Country music is no stranger to songs about getting a little tipsy. Or drunk. Or downright sloshed.
So it should be no surprise that the event that looks to change the Bryce Jordan Center from being bone dry to wet (but officials say not wild) will be the return to the stage by legendary superstar Garth Brooks, the man who pretty much built the bridge between the country and pop charts.
Jordan Center Marketing Director Bernard Punt confirmed Wednesday that the Brooks world-tour stopover in Happy Valley on May 1-2 is the reason the university is pursuing a special-event license that would overturn the longtime ban on liquor in the venue.
“This is the show,” he said in an email.
University officials said last month that an upcoming concert would be a “pilot project” for the availability of alcohol at select events.
“We have been disadvantaged,” spokesman Reidar Jensen said then. “We have lost shows to other venues that do sell alcohol.”
Alcohol and Brooks do seem to go together like a hand and a “Longneck Bottle.” Of his laundry list of chart-topping hits, liquid libations are a mainstay.

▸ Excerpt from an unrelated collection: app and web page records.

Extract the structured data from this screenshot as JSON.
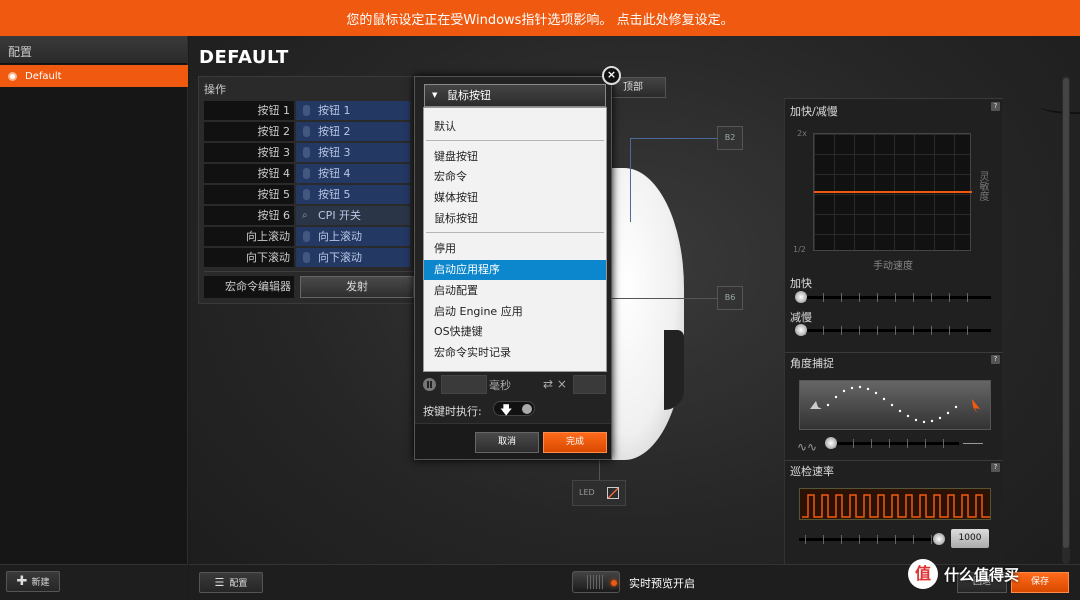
{
  "banner": {
    "text": "您的鼠标设定正在受Windows指针选项影响。 点击此处修复设定。"
  },
  "sidebar": {
    "title": "配置",
    "profiles": [
      {
        "label": "Default"
      }
    ],
    "new_button": "新建"
  },
  "main": {
    "title": "DEFAULT",
    "top_button": "顶部"
  },
  "actions": {
    "title": "操作",
    "help": "?",
    "rows": [
      {
        "name": "按钮 1",
        "value": "按钮 1"
      },
      {
        "name": "按钮 2",
        "value": "按钮 2"
      },
      {
        "name": "按钮 3",
        "value": "按钮 3"
      },
      {
        "name": "按钮 4",
        "value": "按钮 4"
      },
      {
        "name": "按钮 5",
        "value": "按钮 5"
      },
      {
        "name": "按钮 6",
        "value": "CPI 开关"
      },
      {
        "name": "向上滚动",
        "value": "向上滚动"
      },
      {
        "name": "向下滚动",
        "value": "向下滚动"
      }
    ],
    "macro_editor_label": "宏命令编辑器",
    "fire_button": "发射"
  },
  "dialog": {
    "selected": "鼠标按钮",
    "close": "×",
    "groups": [
      [
        "默认"
      ],
      [
        "键盘按钮",
        "宏命令",
        "媒体按钮",
        "鼠标按钮"
      ],
      [
        "停用",
        "启动应用程序",
        "启动配置",
        "启动 Engine 应用",
        "OS快捷键",
        "宏命令实时记录"
      ]
    ],
    "highlighted_item": "启动应用程序",
    "ms_label": "毫秒",
    "repeat_symbol": "⇄ ×",
    "hold_label": "按键时执行:",
    "cancel": "取消",
    "done": "完成"
  },
  "mouse": {
    "callouts": [
      "B2",
      "B6"
    ],
    "led_label": "LED"
  },
  "accel": {
    "title": "加快/减慢",
    "y_top": "2x",
    "y_bottom": "1/2",
    "x_label": "手动速度",
    "side_label": "灵敏度",
    "accelerate": "加快",
    "decelerate": "减慢",
    "help": "?"
  },
  "angle": {
    "title": "角度捕捉",
    "help": "?"
  },
  "polling": {
    "title": "巡检速率",
    "value": "1000",
    "help": "?"
  },
  "bottom": {
    "config_button": "配置",
    "live_preview": "实时预览开启",
    "reset": "回退",
    "save": "保存"
  },
  "watermark": {
    "logo": "值",
    "text": "什么值得买"
  },
  "colors": {
    "accent": "#f05a10",
    "selection": "#0c86cc",
    "button_bg": "#233863"
  }
}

There is “Two Pina Coladas,” “American Honky-Tonk Bar Association,” his “Beer Run” duet with old-school legend George Jones, and most memorably, the song CMT named the greatest drinking song of all time, “Friends in Low Places.”
The Brooks tour is one of the most anticipated shows happening in 2015. It comes 18 years after his last appearance in Centre County.
According to Jensen, the application for the liquor license is still being processed. A decision is expected in April.